Exercise ▸ What you hand back must match the listing exactly.

Supplied entries ▸
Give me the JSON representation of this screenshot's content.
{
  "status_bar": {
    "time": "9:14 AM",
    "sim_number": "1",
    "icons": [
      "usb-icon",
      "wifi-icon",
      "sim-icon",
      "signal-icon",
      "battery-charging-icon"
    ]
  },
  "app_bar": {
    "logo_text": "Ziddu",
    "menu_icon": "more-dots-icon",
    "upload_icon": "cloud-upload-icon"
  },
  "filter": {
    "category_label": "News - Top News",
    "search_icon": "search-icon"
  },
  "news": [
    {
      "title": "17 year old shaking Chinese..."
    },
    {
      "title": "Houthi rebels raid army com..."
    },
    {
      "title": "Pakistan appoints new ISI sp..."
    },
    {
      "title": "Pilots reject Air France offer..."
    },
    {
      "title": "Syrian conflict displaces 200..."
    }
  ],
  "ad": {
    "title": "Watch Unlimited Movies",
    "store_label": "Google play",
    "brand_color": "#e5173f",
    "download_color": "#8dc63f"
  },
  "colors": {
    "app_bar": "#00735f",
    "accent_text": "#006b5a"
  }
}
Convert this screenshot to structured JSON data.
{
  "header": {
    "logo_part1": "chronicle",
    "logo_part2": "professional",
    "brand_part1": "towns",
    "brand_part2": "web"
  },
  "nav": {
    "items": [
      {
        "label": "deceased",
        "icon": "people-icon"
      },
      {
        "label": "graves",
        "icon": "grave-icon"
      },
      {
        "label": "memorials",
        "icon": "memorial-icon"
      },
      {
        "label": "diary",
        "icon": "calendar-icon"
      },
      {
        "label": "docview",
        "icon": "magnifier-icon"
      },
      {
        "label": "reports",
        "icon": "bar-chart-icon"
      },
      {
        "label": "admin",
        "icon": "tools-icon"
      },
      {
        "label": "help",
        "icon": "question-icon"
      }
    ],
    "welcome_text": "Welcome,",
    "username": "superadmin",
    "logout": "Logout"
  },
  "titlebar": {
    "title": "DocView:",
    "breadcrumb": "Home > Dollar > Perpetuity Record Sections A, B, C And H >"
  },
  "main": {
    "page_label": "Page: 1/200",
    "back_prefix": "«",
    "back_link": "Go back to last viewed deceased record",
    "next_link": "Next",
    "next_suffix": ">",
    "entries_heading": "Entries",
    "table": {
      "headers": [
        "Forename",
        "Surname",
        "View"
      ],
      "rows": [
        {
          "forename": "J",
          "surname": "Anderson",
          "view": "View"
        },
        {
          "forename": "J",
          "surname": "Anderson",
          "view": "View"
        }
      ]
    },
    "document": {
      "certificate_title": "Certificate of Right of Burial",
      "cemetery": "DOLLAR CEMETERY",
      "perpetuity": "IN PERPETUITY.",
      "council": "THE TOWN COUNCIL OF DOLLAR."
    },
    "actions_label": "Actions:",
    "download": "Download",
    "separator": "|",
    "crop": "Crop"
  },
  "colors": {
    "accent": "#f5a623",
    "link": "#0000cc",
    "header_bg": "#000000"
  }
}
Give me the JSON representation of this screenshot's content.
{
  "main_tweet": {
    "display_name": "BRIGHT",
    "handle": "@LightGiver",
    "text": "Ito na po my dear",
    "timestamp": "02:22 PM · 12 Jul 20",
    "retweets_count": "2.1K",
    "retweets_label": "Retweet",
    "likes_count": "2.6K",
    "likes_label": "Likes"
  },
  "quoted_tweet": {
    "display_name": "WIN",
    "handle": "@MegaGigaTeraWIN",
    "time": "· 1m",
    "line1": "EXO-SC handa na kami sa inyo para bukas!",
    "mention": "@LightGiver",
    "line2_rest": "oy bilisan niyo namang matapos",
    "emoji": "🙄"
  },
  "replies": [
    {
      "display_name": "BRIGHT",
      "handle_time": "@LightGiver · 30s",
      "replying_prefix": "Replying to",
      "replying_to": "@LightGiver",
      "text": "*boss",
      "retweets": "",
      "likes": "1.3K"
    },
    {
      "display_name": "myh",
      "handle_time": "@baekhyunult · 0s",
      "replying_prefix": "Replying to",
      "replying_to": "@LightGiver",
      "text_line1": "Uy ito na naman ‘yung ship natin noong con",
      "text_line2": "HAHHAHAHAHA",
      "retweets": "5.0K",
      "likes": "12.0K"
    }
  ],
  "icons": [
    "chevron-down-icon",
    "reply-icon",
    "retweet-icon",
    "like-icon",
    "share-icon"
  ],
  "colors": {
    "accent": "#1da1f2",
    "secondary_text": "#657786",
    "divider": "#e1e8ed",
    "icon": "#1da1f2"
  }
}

Reply ▸
Give me the JSON representation of this screenshot's content.
{
  "status_bar": {
    "time": "9:14 AM",
    "sim_number": "1",
    "icons": [
      "usb-icon",
      "wifi-icon",
      "sim-icon",
      "signal-icon",
      "battery-charging-icon"
    ]
  },
  "app_bar": {
    "logo_text": "Ziddu",
    "menu_icon": "more-dots-icon",
    "upload_icon": "cloud-upload-icon"
  },
  "filter": {
    "category_label": "News - Top News",
    "search_icon": "search-icon"
  },
  "news": [
    {
      "title": "17 year old shaking Chinese..."
    },
    {
      "title": "Houthi rebels raid army com..."
    },
    {
      "title": "Pakistan appoints new ISI sp..."
    },
    {
      "title": "Pilots reject Air France offer..."
    },
    {
      "title": "Syrian conflict displaces 200..."
    }
  ],
  "ad": {
    "title": "Watch Unlimited Movies",
    "store_label": "Google play",
    "brand_color": "#e5173f",
    "download_color": "#8dc63f"
  },
  "colors": {
    "app_bar": "#00735f",
    "accent_text": "#006b5a"
  }
}
Convert this screenshot to structured JSON data.
{
  "header": {
    "logo_part1": "chronicle",
    "logo_part2": "professional",
    "brand_part1": "towns",
    "brand_part2": "web"
  },
  "nav": {
    "items": [
      {
        "label": "deceased",
        "icon": "people-icon"
      },
      {
        "label": "graves",
        "icon": "grave-icon"
      },
      {
        "label": "memorials",
        "icon": "memorial-icon"
      },
      {
        "label": "diary",
        "icon": "calendar-icon"
      },
      {
        "label": "docview",
        "icon": "magnifier-icon"
      },
      {
        "label": "reports",
        "icon": "bar-chart-icon"
      },
      {
        "label": "admin",
        "icon": "tools-icon"
      },
      {
        "label": "help",
        "icon": "question-icon"
      }
    ],
    "welcome_text": "Welcome,",
    "username": "superadmin",
    "logout": "Logout"
  },
  "titlebar": {
    "title": "DocView:",
    "breadcrumb": "Home > Dollar > Perpetuity Record Sections A, B, C And H >"
  },
  "main": {
    "page_label": "Page: 1/200",
    "back_prefix": "«",
    "back_link": "Go back to last viewed deceased record",
    "next_link": "Next",
    "next_suffix": ">",
    "entries_heading": "Entries",
    "table": {
      "headers": [
        "Forename",
        "Surname",
        "View"
      ],
      "rows": [
        {
          "forename": "J",
          "surname": "Anderson",
          "view": "View"
        },
        {
          "forename": "J",
          "surname": "Anderson",
          "view": "View"
        }
      ]
    },
    "document": {
      "certificate_title": "Certificate of Right of Burial",
      "cemetery": "DOLLAR CEMETERY",
      "perpetuity": "IN PERPETUITY.",
      "council": "THE TOWN COUNCIL OF DOLLAR."
    },
    "actions_label": "Actions:",
    "download": "Download",
    "separator": "|",
    "crop": "Crop"
  },
  "colors": {
    "accent": "#f5a623",
    "link": "#0000cc",
    "header_bg": "#000000"
  }
}
Give me the JSON representation of this screenshot's content.
{
  "main_tweet": {
    "display_name": "BRIGHT",
    "handle": "@LightGiver",
    "text": "Ito na po my dear",
    "timestamp": "02:22 PM · 12 Jul 20",
    "retweets_count": "2.1K",
    "retweets_label": "Retweet",
    "likes_count": "2.6K",
    "likes_label": "Likes"
  },
  "quoted_tweet": {
    "display_name": "WIN",
    "handle": "@MegaGigaTeraWIN",
    "time": "· 1m",
    "line1": "EXO-SC handa na kami sa inyo para bukas!",
    "mention": "@LightGiver",
    "line2_rest": "oy bilisan niyo namang matapos",
    "emoji": "🙄"
  },
  "replies": [
    {
      "display_name": "BRIGHT",
      "handle_time": "@LightGiver · 30s",
      "replying_prefix": "Replying to",
      "replying_to": "@LightGiver",
      "text": "*boss",
      "retweets": "",
      "likes": "1.3K"
    },
    {
      "display_name": "myh",
      "handle_time": "@baekhyunult · 0s",
      "replying_prefix": "Replying to",
      "replying_to": "@LightGiver",
      "text_line1": "Uy ito na naman ‘yung ship natin noong con",
      "text_line2": "HAHHAHAHAHA",
      "retweets": "5.0K",
      "likes": "12.0K"
    }
  ],
  "icons": [
    "chevron-down-icon",
    "reply-icon",
    "retweet-icon",
    "like-icon",
    "share-icon"
  ],
  "colors": {
    "accent": "#1da1f2",
    "secondary_text": "#657786",
    "divider": "#e1e8ed",
    "icon": "#1da1f2"
  }
}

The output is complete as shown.